The depressing ones that made you hate reading?
Yeah, this is nothing like those.
In the early 20th century, a certain type of publisher printed short fiction magazines and novels on the cheapest paper available, known as “pulp”.
The covers used bright garish colors depicting lurid scenes.
The stories employed colorful protagonists engaged in constant action. Fists pounded! Bosoms heaved!
The people loved the pulps.
The critics hated them.
(Especially the communist critics…)
It wasn’t good literature! they complained.
The gatekeepers got their way, eventually.
Paper shortages during World War II raised expenses for the cheap magazines. The pulp business model faltered.
With pressure from the powers of New York publishing, the pulp magazines closed or consolidated. Some were subverted by new Establishment editors like John W. Campbell, eager to earn respect from the critics.
Slowly, the two-fisted space operas of E. E. “Doc” Smith and the sword-and-sorcery tales of Robert E. Howard gave way to the slow and staid think-pieces of Isaac Asimov and Arthur C. Clarke.
The genre-bending creativity of the pulps subsided. It was the winter of fantasy and horror.
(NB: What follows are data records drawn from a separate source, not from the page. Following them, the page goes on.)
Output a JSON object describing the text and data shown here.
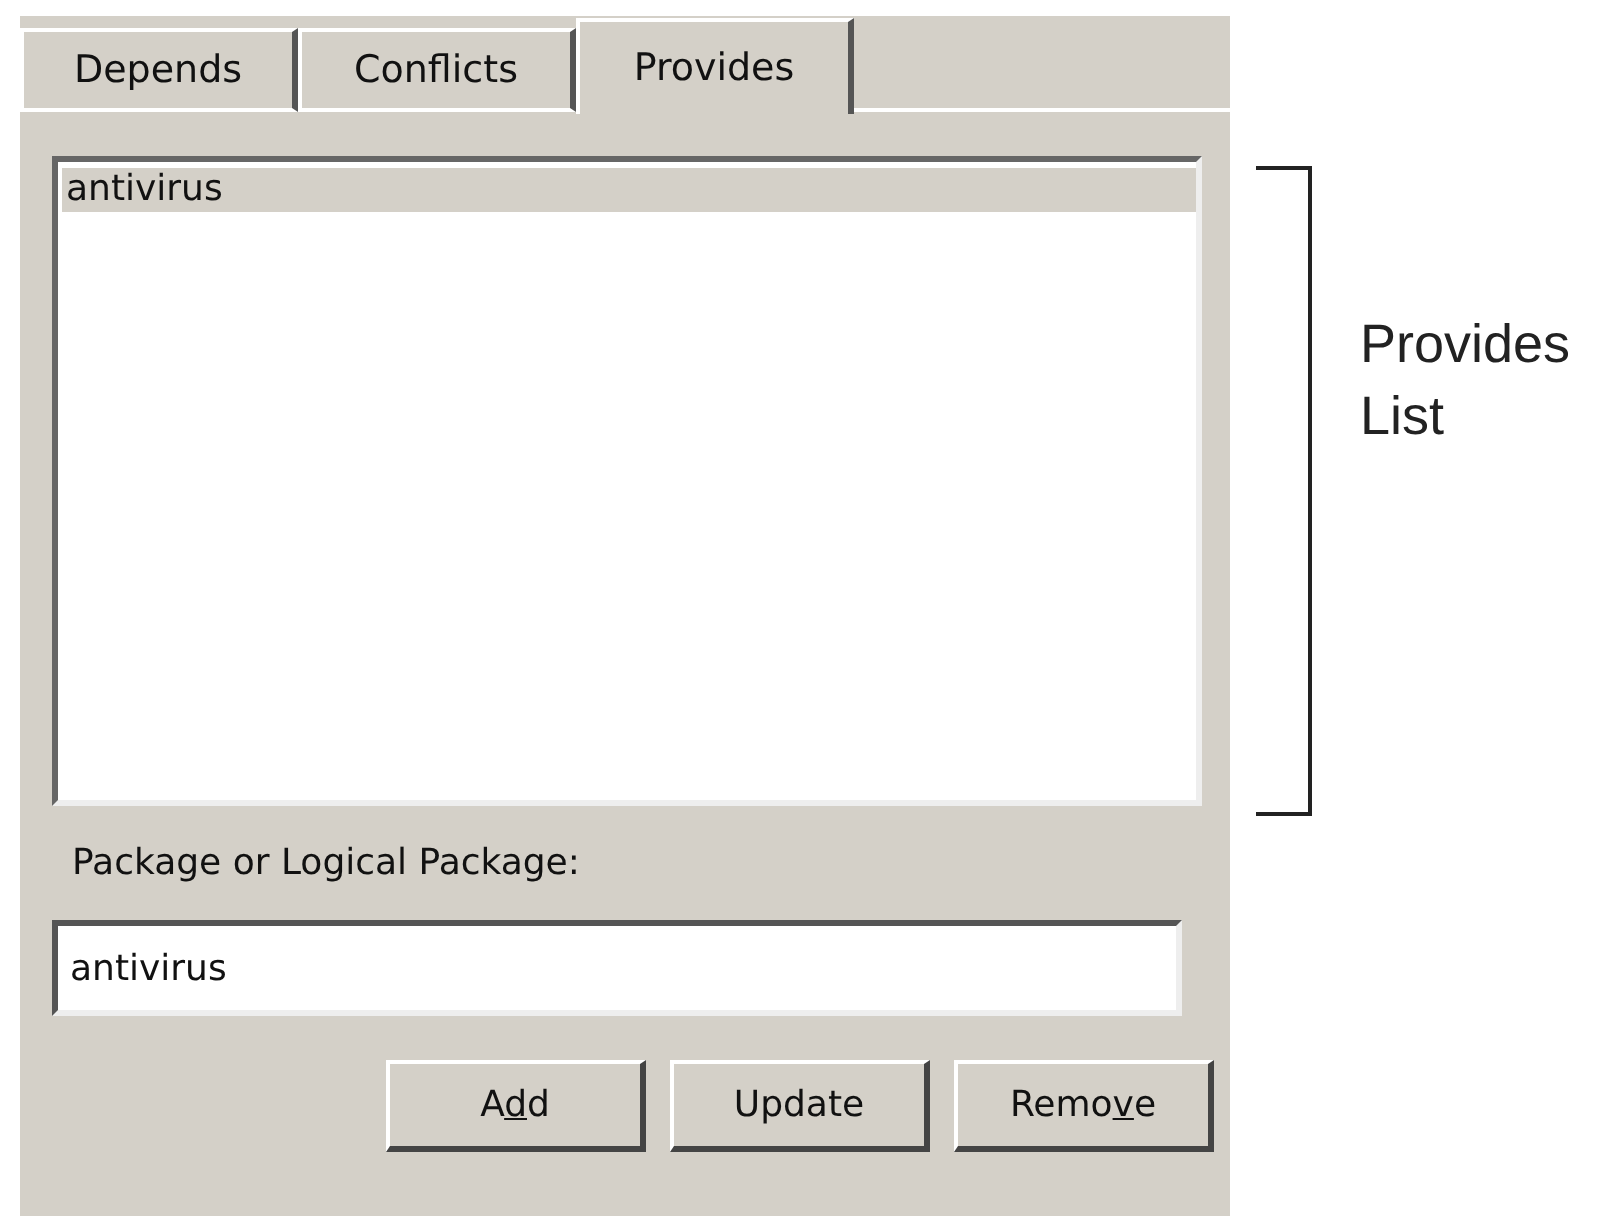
{
  "tabs": [
    {
      "label": "Depends",
      "selected": false
    },
    {
      "label": "Conflicts",
      "selected": false
    },
    {
      "label": "Provides",
      "selected": true
    }
  ],
  "list": {
    "items": [
      {
        "label": "antivirus",
        "selected": true
      }
    ]
  },
  "field": {
    "label": "Package or Logical Package:",
    "value": "antivirus"
  },
  "buttons": [
    {
      "before": "A",
      "mnemonic": "d",
      "after": "d"
    },
    {
      "before": "Update"
    },
    {
      "before": "Remo",
      "mnemonic": "v",
      "after": "e"
    }
  ],
  "annotation": {
    "text": "Provides List"
  }
}
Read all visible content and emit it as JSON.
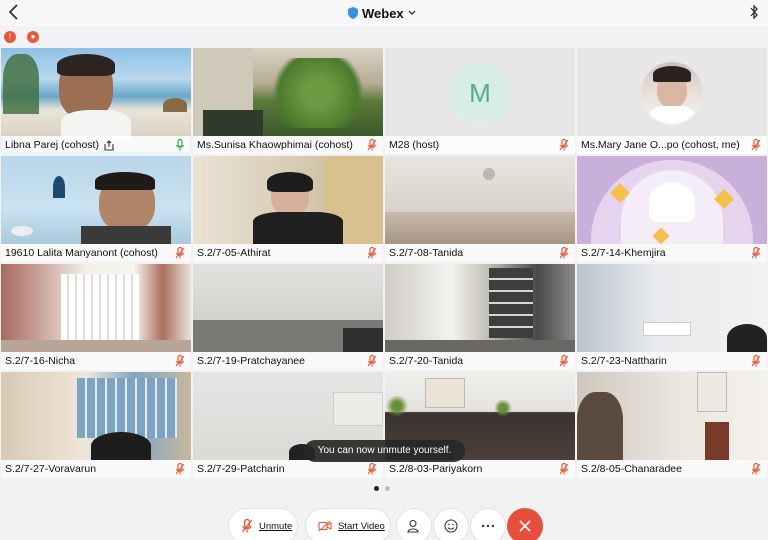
{
  "app": {
    "title": "Webex"
  },
  "participants": [
    {
      "name": "Libna Parej (cohost)"
    },
    {
      "name": "Ms.Sunisa Khaowphimai (cohost)"
    },
    {
      "name": "M28 (host)",
      "avatar_letter": "M"
    },
    {
      "name": "Ms.Mary Jane O...po (cohost, me)"
    },
    {
      "name": "19610 Lalita Manyanont (cohost)"
    },
    {
      "name": "S.2/7-05-Athirat"
    },
    {
      "name": "S.2/7-08-Tanida"
    },
    {
      "name": "S.2/7-14-Khemjira"
    },
    {
      "name": "S.2/7-16-Nicha"
    },
    {
      "name": "S.2/7-19-Pratchayanee"
    },
    {
      "name": "S.2/7-20-Tanida"
    },
    {
      "name": "S.2/7-23-Nattharin"
    },
    {
      "name": "S.2/7-27-Voravarun"
    },
    {
      "name": "S.2/7-29-Patcharin"
    },
    {
      "name": "S.2/8-03-Pariyakorn"
    },
    {
      "name": "S.2/8-05-Chanaradee"
    }
  ],
  "toast": "You can now unmute yourself.",
  "controls": {
    "unmute": "Unmute",
    "start_video": "Start Video"
  },
  "colors": {
    "end_call": "#e54f3c",
    "active_border": "#3fa9f5",
    "muted_mic": "#e45a3b",
    "unmuted_mic": "#2fa84f"
  }
}
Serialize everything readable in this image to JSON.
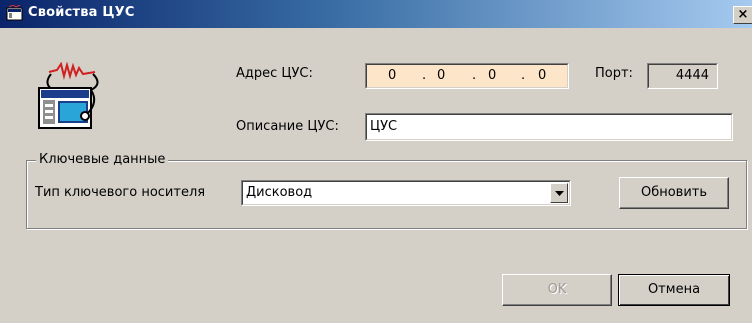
{
  "window": {
    "title": "Свойства ЦУС",
    "close_label": "×"
  },
  "fields": {
    "address_label": "Адрес ЦУС:",
    "address_octets": [
      "0",
      "0",
      "0",
      "0"
    ],
    "address_separator": ".",
    "port_label": "Порт:",
    "port_value": "4444",
    "description_label": "Описание ЦУС:",
    "description_value": "ЦУС"
  },
  "key_group": {
    "legend": "Ключевые данные",
    "carrier_label": "Тип ключевого носителя",
    "carrier_selected": "Дисковод",
    "refresh_label": "Обновить"
  },
  "buttons": {
    "ok_label": "OK",
    "cancel_label": "Отмена"
  },
  "colors": {
    "title_bar_start": "#0a246a",
    "title_bar_end": "#a6caf0",
    "address_field_bg": "#fde5c9",
    "window_bg": "#d4d0c8"
  },
  "icons": {
    "title": "window-app-icon",
    "main": "network-center-icon"
  }
}
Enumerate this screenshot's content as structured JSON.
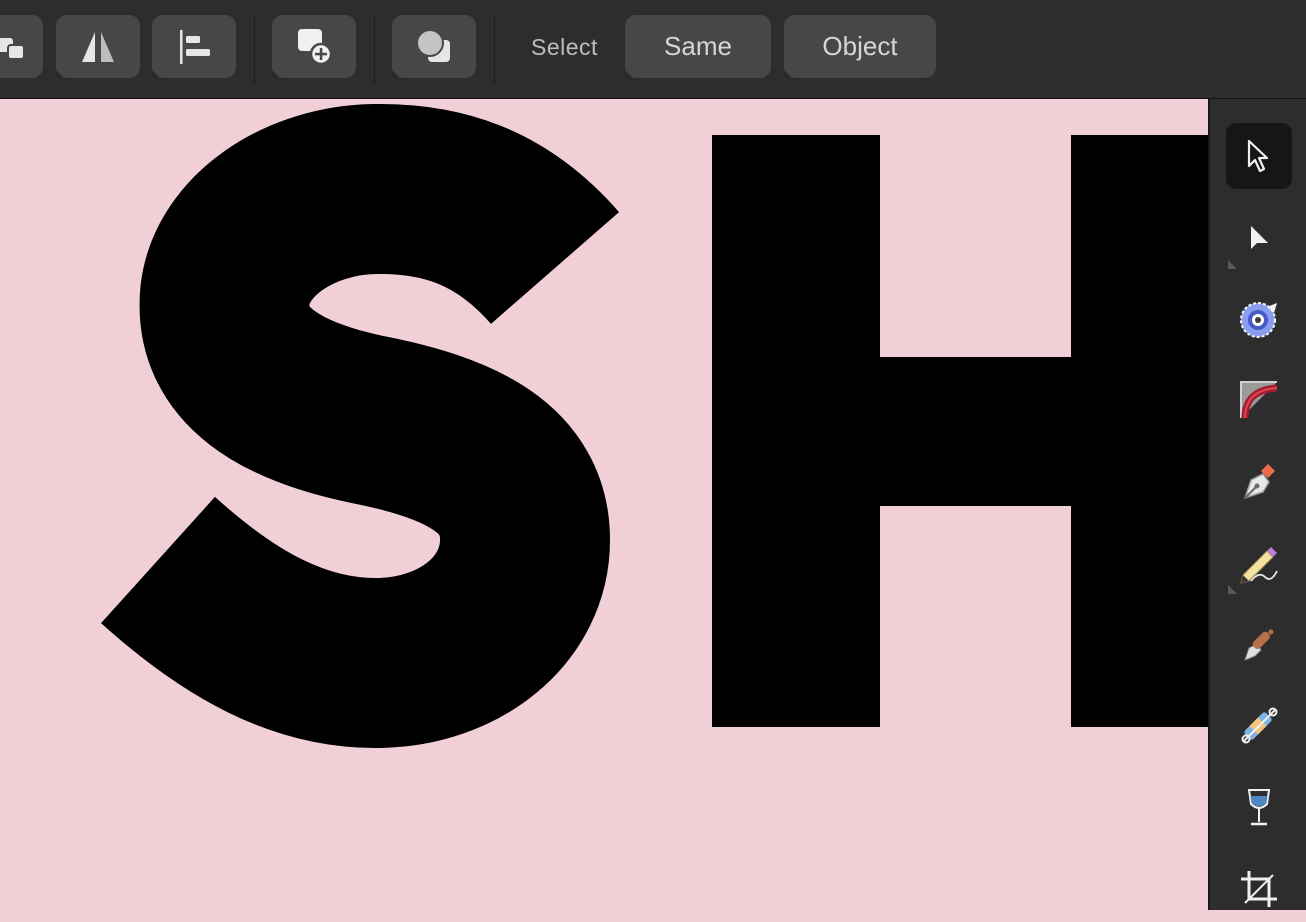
{
  "canvas": {
    "background_color": "#f1cfd7",
    "text": "SH",
    "text_color": "#000000"
  },
  "context_toolbar": {
    "buttons": [
      {
        "name": "arrange",
        "icon": "arrange-icon"
      },
      {
        "name": "flip-horizontal",
        "icon": "flip-horizontal-icon"
      },
      {
        "name": "align-left",
        "icon": "align-left-icon"
      },
      {
        "name": "add-shape",
        "icon": "add-shape-icon"
      },
      {
        "name": "boolean-operations",
        "icon": "boolean-icon"
      }
    ],
    "select_label": "Select",
    "select_same_label": "Same",
    "select_object_label": "Object"
  },
  "tools": [
    {
      "name": "move-tool",
      "icon": "move-pointer-icon",
      "active": true
    },
    {
      "name": "node-tool",
      "icon": "node-pointer-icon",
      "active": false
    },
    {
      "name": "transform-tool",
      "icon": "transform-target-icon",
      "active": false
    },
    {
      "name": "corner-tool",
      "icon": "corner-icon",
      "active": false
    },
    {
      "name": "pen-tool",
      "icon": "pen-nib-icon",
      "active": false
    },
    {
      "name": "pencil-tool",
      "icon": "pencil-icon",
      "active": false
    },
    {
      "name": "vector-brush-tool",
      "icon": "brush-icon",
      "active": false
    },
    {
      "name": "fill-tool",
      "icon": "gradient-fill-icon",
      "active": false
    },
    {
      "name": "transparency-tool",
      "icon": "wine-glass-icon",
      "active": false
    },
    {
      "name": "crop-tool",
      "icon": "crop-icon",
      "active": false
    }
  ]
}
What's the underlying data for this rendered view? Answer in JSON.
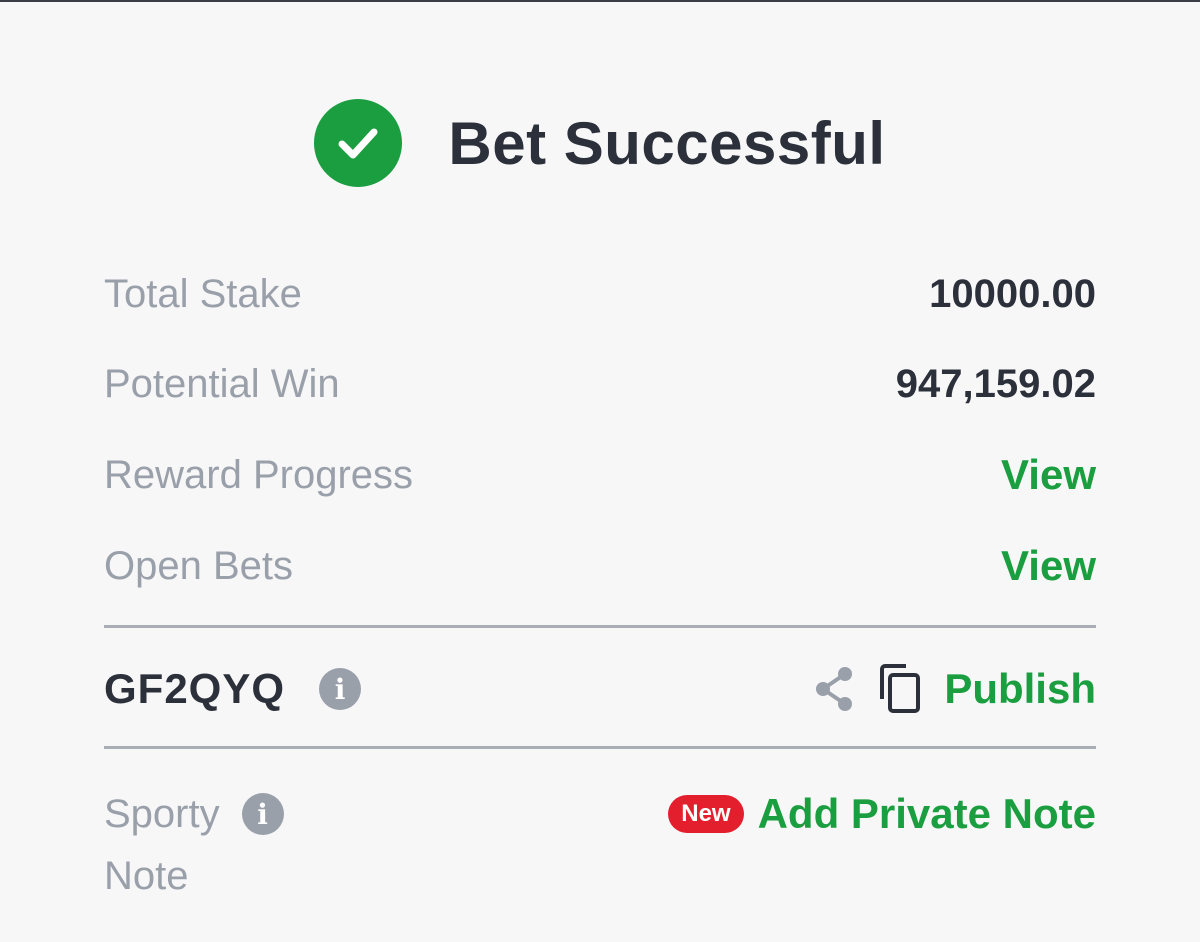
{
  "header": {
    "title": "Bet Successful",
    "icon": "check-circle-icon",
    "accent_color": "#1a9e3f"
  },
  "summary": {
    "total_stake_label": "Total Stake",
    "total_stake_value": "10000.00",
    "potential_win_label": "Potential Win",
    "potential_win_value": "947,159.02",
    "reward_progress_label": "Reward Progress",
    "reward_progress_link": "View",
    "open_bets_label": "Open Bets",
    "open_bets_link": "View"
  },
  "booking": {
    "code": "GF2QYQ",
    "info_icon": "info-icon",
    "share_icon": "share-icon",
    "copy_icon": "copy-icon",
    "publish_label": "Publish"
  },
  "note": {
    "label_line1": "Sporty",
    "label_line2": "Note",
    "badge": "New",
    "badge_color": "#e41f2d",
    "add_note_label": "Add Private Note"
  }
}
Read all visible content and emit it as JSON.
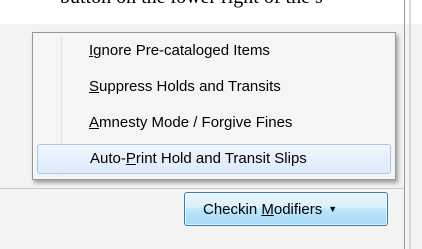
{
  "cut_off_text": "button on the lower right of the s",
  "menu": {
    "items": [
      {
        "before": "",
        "mnemonic": "I",
        "after": "gnore Pre-cataloged Items"
      },
      {
        "before": "",
        "mnemonic": "S",
        "after": "uppress Holds and Transits"
      },
      {
        "before": "",
        "mnemonic": "A",
        "after": "mnesty Mode / Forgive Fines"
      },
      {
        "before": "Auto-",
        "mnemonic": "P",
        "after": "rint Hold and Transit Slips"
      }
    ],
    "hovered_index": 3
  },
  "button": {
    "label_before": "Checkin ",
    "mnemonic": "M",
    "label_after": "odifiers",
    "icon": "caret-down-icon"
  }
}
Narrow science fiction emerged to rule a shrinking fandom.
Good stories still got published, but some of the verve was lost in the pursuit of literary rectitude.
As the old pulp magazines disappeared, the old pulp novels and fix-ups were relegated to the backlists and critical scorn.
Then, in 1979, an obscure court ruling (Thor Power Tool v. Commissioner of Internal Revenue) forced publishers to destroy their backlists. For tax purposes.
The pulps were literally pulped. They faded into oblivion, entirely forgotten by the succeeding generations.
Or were they?
Copyright doesn’t last forever.
Some of the best stories published in the 20th century are now in the public domain, given new life by volunteer efforts like the Gutenberg Project.
The pulps are being revived.
When you join the Pulp Classics Reading Club, every week I’ll send you a hand-picked classic short story, guaranteed to get you pumped up for the weekend.
Now’s your chance to catch up on some reading.Join the club today!